Wednesday, June 24, 2009

Kodachrome: A celebration of a legend

Kodachrome was born in 1935 the product of two musicians Leopold Godowsky and Leopold Mannes giving the phrase to Kodak employees 'Kodachrome made by God and Man'
Initially for 16mm movies with 35mm Stills following a year later. The film was the first really easy to use (no filters or glass plates) colour film which made it popular with serious amateurs and professionals especially with the then relatively new Leica cameras.
But the main reason for its success was its wonderful colours. Here courtesy of Simon97 are some images made before the second world war at the world fair in 1939:

Most peoples vision of the 1930's is a dull grey these wonderful images show otherwise rich bright colours and tones that would become part of the post war portrayal of the American dream
Kodachrome in the 1930's was expensive; the equivalent of about $50 per roll in todays money which meant that it was used mainly by enthusiasts for important subjects like weddings, travels abroad and family occasions.
Over the next few years the film cemented its position as the number one colour film also being used by National Geographic to bring the colourful Kodachrome world right into the homes of ordinary Americans and people worldwide.
During the 1950's and 60's Kodachrome was at its peak in popularity, used to record many of histories defining moments; The conquering of Everest, Kennedy's assassination (16mm cine film) pictures of stars like Marilyn Monroe and Brigitte Bardot- Kodachrome was the colour of the 1950's and 60's.
During the 1960's the speed of the film was increased with the introduction of Kodachrome II the film became much easier to use for the average enthusiast 'snapper' of everyday family life, a Super 8 cine film was introduced at the same time.
By the late 1970's early 1980's people started to move away from slides and slide shows to the easier and faster colour print films for documenting family holidays; 1 hour mini-labs were starting to become common and professionals started using E-6 films like Ektachrome and Fujichrome.
As we moved into the 1990's Kodachrome had fallen out of favour, faster versions like the 200 ASA version and the introduction of 120 roll film versions aimed at professionals couldn't stem the tide and by 1998 Kodak started to close some Kodachrome labs and centralize their operations. Ten years later there was only one lab left to process the film and just a single speed in Kodaks product portfolio KR64.
The ultimate demise of Kodachrome was inevitable and started long ago, as a photographer I can only thank Kodak for keeping it going so long as I've been able to document my own children's early lives with a medium that has a proven longevity. I personally would have liked to see a '75 year birthday' but I expect Kodak are putting all their available efforts into the new modern 2 electron films they have recently introduced.
The end of an era, but I've a feeling that those slides will outlive most people reading this.
Kodachrome: born 1935 -expired 2009 aged 74 after a long and productive life. It leaves a treasure trove of social history and has touched the lives of millions of people worldwide.
All images and text © Mark Antony Smith 2009

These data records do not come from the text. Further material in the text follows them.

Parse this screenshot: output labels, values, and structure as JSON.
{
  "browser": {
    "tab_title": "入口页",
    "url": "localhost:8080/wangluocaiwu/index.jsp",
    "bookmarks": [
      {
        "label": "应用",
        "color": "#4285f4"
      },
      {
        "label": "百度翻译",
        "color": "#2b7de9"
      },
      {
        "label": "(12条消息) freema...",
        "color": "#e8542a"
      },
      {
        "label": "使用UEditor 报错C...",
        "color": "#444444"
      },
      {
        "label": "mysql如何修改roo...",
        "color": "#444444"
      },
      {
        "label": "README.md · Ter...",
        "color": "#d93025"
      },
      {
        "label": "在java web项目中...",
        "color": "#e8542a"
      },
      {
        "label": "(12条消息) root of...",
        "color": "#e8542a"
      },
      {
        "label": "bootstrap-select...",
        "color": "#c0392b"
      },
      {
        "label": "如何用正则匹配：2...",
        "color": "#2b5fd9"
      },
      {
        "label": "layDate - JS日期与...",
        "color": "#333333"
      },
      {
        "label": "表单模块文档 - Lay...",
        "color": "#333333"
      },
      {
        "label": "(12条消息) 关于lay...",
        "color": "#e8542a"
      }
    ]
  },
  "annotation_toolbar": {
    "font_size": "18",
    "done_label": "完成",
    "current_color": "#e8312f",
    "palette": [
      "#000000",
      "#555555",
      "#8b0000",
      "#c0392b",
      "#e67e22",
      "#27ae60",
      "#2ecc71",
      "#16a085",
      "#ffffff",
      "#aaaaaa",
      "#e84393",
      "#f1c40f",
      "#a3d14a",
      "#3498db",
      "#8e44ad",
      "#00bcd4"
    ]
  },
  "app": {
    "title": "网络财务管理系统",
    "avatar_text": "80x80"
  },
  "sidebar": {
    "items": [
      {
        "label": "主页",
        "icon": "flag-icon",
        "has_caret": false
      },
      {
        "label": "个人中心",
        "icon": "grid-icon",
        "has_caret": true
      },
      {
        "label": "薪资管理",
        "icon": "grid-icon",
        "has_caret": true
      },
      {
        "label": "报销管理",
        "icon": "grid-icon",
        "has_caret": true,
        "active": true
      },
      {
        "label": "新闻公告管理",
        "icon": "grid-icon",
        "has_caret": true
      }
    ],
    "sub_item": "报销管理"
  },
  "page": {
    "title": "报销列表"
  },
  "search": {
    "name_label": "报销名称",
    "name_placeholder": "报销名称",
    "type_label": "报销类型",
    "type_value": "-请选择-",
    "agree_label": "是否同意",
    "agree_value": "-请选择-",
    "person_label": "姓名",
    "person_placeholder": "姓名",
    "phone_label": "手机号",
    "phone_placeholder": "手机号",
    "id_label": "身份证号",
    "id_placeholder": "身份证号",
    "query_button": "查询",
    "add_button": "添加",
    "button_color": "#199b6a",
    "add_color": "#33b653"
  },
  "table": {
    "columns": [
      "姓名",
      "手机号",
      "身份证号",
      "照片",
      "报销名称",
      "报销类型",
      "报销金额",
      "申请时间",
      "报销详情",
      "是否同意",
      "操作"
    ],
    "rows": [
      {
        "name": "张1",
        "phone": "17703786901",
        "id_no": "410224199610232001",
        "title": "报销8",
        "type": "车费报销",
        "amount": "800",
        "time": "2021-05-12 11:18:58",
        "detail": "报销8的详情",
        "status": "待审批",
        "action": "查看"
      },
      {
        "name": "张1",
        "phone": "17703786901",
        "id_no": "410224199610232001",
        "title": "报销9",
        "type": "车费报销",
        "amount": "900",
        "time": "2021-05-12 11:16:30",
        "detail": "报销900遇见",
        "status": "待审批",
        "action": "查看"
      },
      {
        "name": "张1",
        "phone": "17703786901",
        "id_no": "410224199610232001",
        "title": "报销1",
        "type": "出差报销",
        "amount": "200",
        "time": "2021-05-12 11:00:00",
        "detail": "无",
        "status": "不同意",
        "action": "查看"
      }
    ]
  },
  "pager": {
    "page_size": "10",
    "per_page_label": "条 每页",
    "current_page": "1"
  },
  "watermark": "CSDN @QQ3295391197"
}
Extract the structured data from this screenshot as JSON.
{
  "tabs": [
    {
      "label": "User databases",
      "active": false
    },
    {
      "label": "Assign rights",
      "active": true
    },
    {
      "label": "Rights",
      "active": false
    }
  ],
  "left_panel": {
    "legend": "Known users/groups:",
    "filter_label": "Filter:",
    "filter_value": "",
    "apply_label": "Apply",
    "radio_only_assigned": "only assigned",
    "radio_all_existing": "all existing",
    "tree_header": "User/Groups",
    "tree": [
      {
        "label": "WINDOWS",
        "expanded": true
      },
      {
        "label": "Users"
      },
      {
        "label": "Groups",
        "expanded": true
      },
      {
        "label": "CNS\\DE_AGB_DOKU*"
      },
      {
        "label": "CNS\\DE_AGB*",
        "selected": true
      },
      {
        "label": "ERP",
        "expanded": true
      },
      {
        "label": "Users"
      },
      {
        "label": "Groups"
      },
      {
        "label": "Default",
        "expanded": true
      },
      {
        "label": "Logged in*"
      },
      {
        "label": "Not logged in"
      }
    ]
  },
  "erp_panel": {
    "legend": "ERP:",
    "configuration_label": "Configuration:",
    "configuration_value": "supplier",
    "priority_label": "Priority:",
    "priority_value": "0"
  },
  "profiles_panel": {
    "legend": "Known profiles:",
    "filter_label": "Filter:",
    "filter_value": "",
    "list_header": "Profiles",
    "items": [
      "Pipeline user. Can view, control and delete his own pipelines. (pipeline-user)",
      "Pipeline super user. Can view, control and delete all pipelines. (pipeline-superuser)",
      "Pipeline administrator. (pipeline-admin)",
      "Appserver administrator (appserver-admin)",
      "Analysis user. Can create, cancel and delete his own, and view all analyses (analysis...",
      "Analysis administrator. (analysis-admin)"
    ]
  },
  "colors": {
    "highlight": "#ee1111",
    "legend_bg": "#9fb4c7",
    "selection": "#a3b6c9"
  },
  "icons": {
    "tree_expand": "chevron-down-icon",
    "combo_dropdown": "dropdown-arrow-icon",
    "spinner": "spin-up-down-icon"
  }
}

Tuesday, June 23, 2009

Found Negatives

After some thought I think the above is the correct way round and the image below is reversed, I can't find a city hall in Lancashire that looks like this, possibly it's another municipal building.
During my little jaunts I sometimes come across interesting photographic items. Recently while at a car boot I found some old negatives lying among a pile of old cameras. They were 127 Kodak Verichrome Pan negs

They look to have been taken sometime in the early-mid 1960's and I think they were taken in a northern English city posibly Manchester or Liverpool, I really like the young lady holding her hand over her face-she has a mischievous look about her.
I think the woman on the far left is the relative/girlfriend of the photographer as she shows up in the next frame

Who knows where this frame is, but its certainly not a northern English town.

Lovely shots, when I find photos like this I often wonder what happened to the people

Monday, June 22, 2009

Kodak 'Retires' Kodachrome

Some sad news today, after 74 years of production Kodak will be retiring their iconic Kodachrome film:
I'm not sure why it is that Kodak have chosen to end the film after 74.5 years thus missing a golden opportunity for a 75 year publicity of the bringing of colour film to the masses.
Surely delaying the announcement and having a 'Happy Birthday Kodachrome' year in which they could run competitions, have online galleries - a celebration of their achievements. They could have then deleted it at the end of the year letting the film go with a bang rather than just fading away in a very un-Kodachrome manner.
I feel its unfortunate that they have deleted it just six months short of the 75th birthday. I guess Kodak had to decide on whether there was going to be a new coating, stocks having dwindled in their supply chain and they now feel that they are going to concentrate on their newer technology films like Ektar 100.
Kodak have a tribute on their blog A Thousand Words
My Tribute will follow....